The data: Begin
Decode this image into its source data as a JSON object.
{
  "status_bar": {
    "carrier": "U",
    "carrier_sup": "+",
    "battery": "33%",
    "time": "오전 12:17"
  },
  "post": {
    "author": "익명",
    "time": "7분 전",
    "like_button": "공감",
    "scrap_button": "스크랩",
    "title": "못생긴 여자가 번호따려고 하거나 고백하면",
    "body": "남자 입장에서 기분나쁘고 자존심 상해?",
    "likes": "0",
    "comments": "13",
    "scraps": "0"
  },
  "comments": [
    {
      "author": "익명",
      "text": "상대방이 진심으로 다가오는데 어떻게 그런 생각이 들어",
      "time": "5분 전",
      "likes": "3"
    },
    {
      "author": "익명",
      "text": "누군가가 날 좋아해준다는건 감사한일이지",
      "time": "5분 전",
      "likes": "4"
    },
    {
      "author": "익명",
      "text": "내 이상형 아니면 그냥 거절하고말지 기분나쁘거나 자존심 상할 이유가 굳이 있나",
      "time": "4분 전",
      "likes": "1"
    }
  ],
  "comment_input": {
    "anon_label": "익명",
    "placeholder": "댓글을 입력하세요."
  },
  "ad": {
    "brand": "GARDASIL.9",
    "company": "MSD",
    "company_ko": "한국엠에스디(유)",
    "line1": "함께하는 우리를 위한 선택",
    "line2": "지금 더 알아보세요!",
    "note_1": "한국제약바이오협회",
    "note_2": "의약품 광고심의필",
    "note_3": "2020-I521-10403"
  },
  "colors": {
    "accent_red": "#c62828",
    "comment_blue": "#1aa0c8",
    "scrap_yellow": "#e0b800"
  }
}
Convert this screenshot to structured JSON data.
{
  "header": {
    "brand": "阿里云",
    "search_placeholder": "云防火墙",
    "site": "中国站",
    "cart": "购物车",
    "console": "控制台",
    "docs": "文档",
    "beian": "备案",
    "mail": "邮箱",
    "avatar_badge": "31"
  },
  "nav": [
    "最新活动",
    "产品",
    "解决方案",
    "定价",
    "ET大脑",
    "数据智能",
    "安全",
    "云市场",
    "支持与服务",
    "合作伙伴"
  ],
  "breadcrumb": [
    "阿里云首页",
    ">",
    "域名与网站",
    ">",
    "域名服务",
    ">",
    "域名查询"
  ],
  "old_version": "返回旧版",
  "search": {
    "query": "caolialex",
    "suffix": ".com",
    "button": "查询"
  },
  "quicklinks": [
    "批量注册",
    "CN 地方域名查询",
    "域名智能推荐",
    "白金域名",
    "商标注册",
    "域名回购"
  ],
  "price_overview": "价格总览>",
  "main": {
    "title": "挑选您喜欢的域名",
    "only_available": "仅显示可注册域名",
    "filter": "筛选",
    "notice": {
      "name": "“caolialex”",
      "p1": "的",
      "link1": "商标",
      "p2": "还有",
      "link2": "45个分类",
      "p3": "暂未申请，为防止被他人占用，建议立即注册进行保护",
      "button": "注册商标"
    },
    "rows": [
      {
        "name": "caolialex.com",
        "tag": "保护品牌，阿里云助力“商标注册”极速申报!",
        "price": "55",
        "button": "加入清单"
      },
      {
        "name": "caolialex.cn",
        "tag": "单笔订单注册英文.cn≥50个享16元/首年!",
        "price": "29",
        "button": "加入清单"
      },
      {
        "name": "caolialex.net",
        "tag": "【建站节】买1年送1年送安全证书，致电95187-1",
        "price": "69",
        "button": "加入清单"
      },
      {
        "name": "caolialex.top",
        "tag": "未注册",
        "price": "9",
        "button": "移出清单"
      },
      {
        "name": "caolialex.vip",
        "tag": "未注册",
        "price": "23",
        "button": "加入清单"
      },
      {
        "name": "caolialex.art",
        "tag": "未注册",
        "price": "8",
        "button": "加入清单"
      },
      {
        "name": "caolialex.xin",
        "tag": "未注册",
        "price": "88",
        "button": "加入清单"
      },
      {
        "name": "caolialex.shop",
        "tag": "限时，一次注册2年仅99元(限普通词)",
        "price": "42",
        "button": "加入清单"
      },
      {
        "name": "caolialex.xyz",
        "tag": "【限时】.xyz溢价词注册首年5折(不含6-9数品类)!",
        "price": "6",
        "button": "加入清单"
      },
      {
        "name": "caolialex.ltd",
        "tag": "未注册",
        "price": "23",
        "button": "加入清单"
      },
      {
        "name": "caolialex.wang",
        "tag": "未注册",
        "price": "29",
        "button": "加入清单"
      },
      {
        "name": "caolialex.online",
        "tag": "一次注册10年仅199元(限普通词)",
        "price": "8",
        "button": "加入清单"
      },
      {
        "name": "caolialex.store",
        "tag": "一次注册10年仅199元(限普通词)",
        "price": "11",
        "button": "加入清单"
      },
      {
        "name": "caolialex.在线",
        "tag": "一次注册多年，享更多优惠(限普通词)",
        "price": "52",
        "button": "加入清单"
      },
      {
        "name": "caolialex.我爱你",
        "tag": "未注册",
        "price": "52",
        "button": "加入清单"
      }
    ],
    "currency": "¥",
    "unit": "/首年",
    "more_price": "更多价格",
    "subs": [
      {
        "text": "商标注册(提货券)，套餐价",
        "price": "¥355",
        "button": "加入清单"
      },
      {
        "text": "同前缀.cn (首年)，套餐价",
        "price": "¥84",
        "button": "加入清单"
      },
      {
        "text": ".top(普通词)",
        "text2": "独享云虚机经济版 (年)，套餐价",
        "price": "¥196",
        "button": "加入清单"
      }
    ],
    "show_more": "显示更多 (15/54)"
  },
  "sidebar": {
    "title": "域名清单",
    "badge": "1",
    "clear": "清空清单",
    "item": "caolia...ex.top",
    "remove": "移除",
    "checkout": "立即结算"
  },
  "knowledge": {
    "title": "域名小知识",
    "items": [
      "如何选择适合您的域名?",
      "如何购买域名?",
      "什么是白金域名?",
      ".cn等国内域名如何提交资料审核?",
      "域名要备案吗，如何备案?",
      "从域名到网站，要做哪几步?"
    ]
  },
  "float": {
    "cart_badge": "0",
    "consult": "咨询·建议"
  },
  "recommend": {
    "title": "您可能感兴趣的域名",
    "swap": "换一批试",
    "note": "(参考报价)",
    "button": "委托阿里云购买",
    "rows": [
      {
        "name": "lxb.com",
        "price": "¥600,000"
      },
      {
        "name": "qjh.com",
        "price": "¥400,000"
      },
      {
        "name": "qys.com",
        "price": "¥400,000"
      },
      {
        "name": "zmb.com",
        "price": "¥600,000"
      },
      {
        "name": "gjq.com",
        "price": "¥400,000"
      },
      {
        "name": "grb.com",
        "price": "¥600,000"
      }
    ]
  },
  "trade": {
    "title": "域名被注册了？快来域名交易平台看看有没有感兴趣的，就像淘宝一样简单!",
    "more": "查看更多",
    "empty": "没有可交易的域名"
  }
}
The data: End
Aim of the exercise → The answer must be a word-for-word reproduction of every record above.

Answer →
Decode this image into its source data as a JSON object.
{
  "status_bar": {
    "carrier": "U",
    "carrier_sup": "+",
    "battery": "33%",
    "time": "오전 12:17"
  },
  "post": {
    "author": "익명",
    "time": "7분 전",
    "like_button": "공감",
    "scrap_button": "스크랩",
    "title": "못생긴 여자가 번호따려고 하거나 고백하면",
    "body": "남자 입장에서 기분나쁘고 자존심 상해?",
    "likes": "0",
    "comments": "13",
    "scraps": "0"
  },
  "comments": [
    {
      "author": "익명",
      "text": "상대방이 진심으로 다가오는데 어떻게 그런 생각이 들어",
      "time": "5분 전",
      "likes": "3"
    },
    {
      "author": "익명",
      "text": "누군가가 날 좋아해준다는건 감사한일이지",
      "time": "5분 전",
      "likes": "4"
    },
    {
      "author": "익명",
      "text": "내 이상형 아니면 그냥 거절하고말지 기분나쁘거나 자존심 상할 이유가 굳이 있나",
      "time": "4분 전",
      "likes": "1"
    }
  ],
  "comment_input": {
    "anon_label": "익명",
    "placeholder": "댓글을 입력하세요."
  },
  "ad": {
    "brand": "GARDASIL.9",
    "company": "MSD",
    "company_ko": "한국엠에스디(유)",
    "line1": "함께하는 우리를 위한 선택",
    "line2": "지금 더 알아보세요!",
    "note_1": "한국제약바이오협회",
    "note_2": "의약품 광고심의필",
    "note_3": "2020-I521-10403"
  },
  "colors": {
    "accent_red": "#c62828",
    "comment_blue": "#1aa0c8",
    "scrap_yellow": "#e0b800"
  }
}
Convert this screenshot to structured JSON data.
{
  "header": {
    "brand": "阿里云",
    "search_placeholder": "云防火墙",
    "site": "中国站",
    "cart": "购物车",
    "console": "控制台",
    "docs": "文档",
    "beian": "备案",
    "mail": "邮箱",
    "avatar_badge": "31"
  },
  "nav": [
    "最新活动",
    "产品",
    "解决方案",
    "定价",
    "ET大脑",
    "数据智能",
    "安全",
    "云市场",
    "支持与服务",
    "合作伙伴"
  ],
  "breadcrumb": [
    "阿里云首页",
    ">",
    "域名与网站",
    ">",
    "域名服务",
    ">",
    "域名查询"
  ],
  "old_version": "返回旧版",
  "search": {
    "query": "caolialex",
    "suffix": ".com",
    "button": "查询"
  },
  "quicklinks": [
    "批量注册",
    "CN 地方域名查询",
    "域名智能推荐",
    "白金域名",
    "商标注册",
    "域名回购"
  ],
  "price_overview": "价格总览>",
  "main": {
    "title": "挑选您喜欢的域名",
    "only_available": "仅显示可注册域名",
    "filter": "筛选",
    "notice": {
      "name": "“caolialex”",
      "p1": "的",
      "link1": "商标",
      "p2": "还有",
      "link2": "45个分类",
      "p3": "暂未申请，为防止被他人占用，建议立即注册进行保护",
      "button": "注册商标"
    },
    "rows": [
      {
        "name": "caolialex.com",
        "tag": "保护品牌，阿里云助力“商标注册”极速申报!",
        "price": "55",
        "button": "加入清单"
      },
      {
        "name": "caolialex.cn",
        "tag": "单笔订单注册英文.cn≥50个享16元/首年!",
        "price": "29",
        "button": "加入清单"
      },
      {
        "name": "caolialex.net",
        "tag": "【建站节】买1年送1年送安全证书，致电95187-1",
        "price": "69",
        "button": "加入清单"
      },
      {
        "name": "caolialex.top",
        "tag": "未注册",
        "price": "9",
        "button": "移出清单"
      },
      {
        "name": "caolialex.vip",
        "tag": "未注册",
        "price": "23",
        "button": "加入清单"
      },
      {
        "name": "caolialex.art",
        "tag": "未注册",
        "price": "8",
        "button": "加入清单"
      },
      {
        "name": "caolialex.xin",
        "tag": "未注册",
        "price": "88",
        "button": "加入清单"
      },
      {
        "name": "caolialex.shop",
        "tag": "限时，一次注册2年仅99元(限普通词)",
        "price": "42",
        "button": "加入清单"
      },
      {
        "name": "caolialex.xyz",
        "tag": "【限时】.xyz溢价词注册首年5折(不含6-9数品类)!",
        "price": "6",
        "button": "加入清单"
      },
      {
        "name": "caolialex.ltd",
        "tag": "未注册",
        "price": "23",
        "button": "加入清单"
      },
      {
        "name": "caolialex.wang",
        "tag": "未注册",
        "price": "29",
        "button": "加入清单"
      },
      {
        "name": "caolialex.online",
        "tag": "一次注册10年仅199元(限普通词)",
        "price": "8",
        "button": "加入清单"
      },
      {
        "name": "caolialex.store",
        "tag": "一次注册10年仅199元(限普通词)",
        "price": "11",
        "button": "加入清单"
      },
      {
        "name": "caolialex.在线",
        "tag": "一次注册多年，享更多优惠(限普通词)",
        "price": "52",
        "button": "加入清单"
      },
      {
        "name": "caolialex.我爱你",
        "tag": "未注册",
        "price": "52",
        "button": "加入清单"
      }
    ],
    "currency": "¥",
    "unit": "/首年",
    "more_price": "更多价格",
    "subs": [
      {
        "text": "商标注册(提货券)，套餐价",
        "price": "¥355",
        "button": "加入清单"
      },
      {
        "text": "同前缀.cn (首年)，套餐价",
        "price": "¥84",
        "button": "加入清单"
      },
      {
        "text": ".top(普通词)",
        "text2": "独享云虚机经济版 (年)，套餐价",
        "price": "¥196",
        "button": "加入清单"
      }
    ],
    "show_more": "显示更多 (15/54)"
  },
  "sidebar": {
    "title": "域名清单",
    "badge": "1",
    "clear": "清空清单",
    "item": "caolia...ex.top",
    "remove": "移除",
    "checkout": "立即结算"
  },
  "knowledge": {
    "title": "域名小知识",
    "items": [
      "如何选择适合您的域名?",
      "如何购买域名?",
      "什么是白金域名?",
      ".cn等国内域名如何提交资料审核?",
      "域名要备案吗，如何备案?",
      "从域名到网站，要做哪几步?"
    ]
  },
  "float": {
    "cart_badge": "0",
    "consult": "咨询·建议"
  },
  "recommend": {
    "title": "您可能感兴趣的域名",
    "swap": "换一批试",
    "note": "(参考报价)",
    "button": "委托阿里云购买",
    "rows": [
      {
        "name": "lxb.com",
        "price": "¥600,000"
      },
      {
        "name": "qjh.com",
        "price": "¥400,000"
      },
      {
        "name": "qys.com",
        "price": "¥400,000"
      },
      {
        "name": "zmb.com",
        "price": "¥600,000"
      },
      {
        "name": "gjq.com",
        "price": "¥400,000"
      },
      {
        "name": "grb.com",
        "price": "¥600,000"
      }
    ]
  },
  "trade": {
    "title": "域名被注册了？快来域名交易平台看看有没有感兴趣的，就像淘宝一样简单!",
    "more": "查看更多",
    "empty": "没有可交易的域名"
  }
}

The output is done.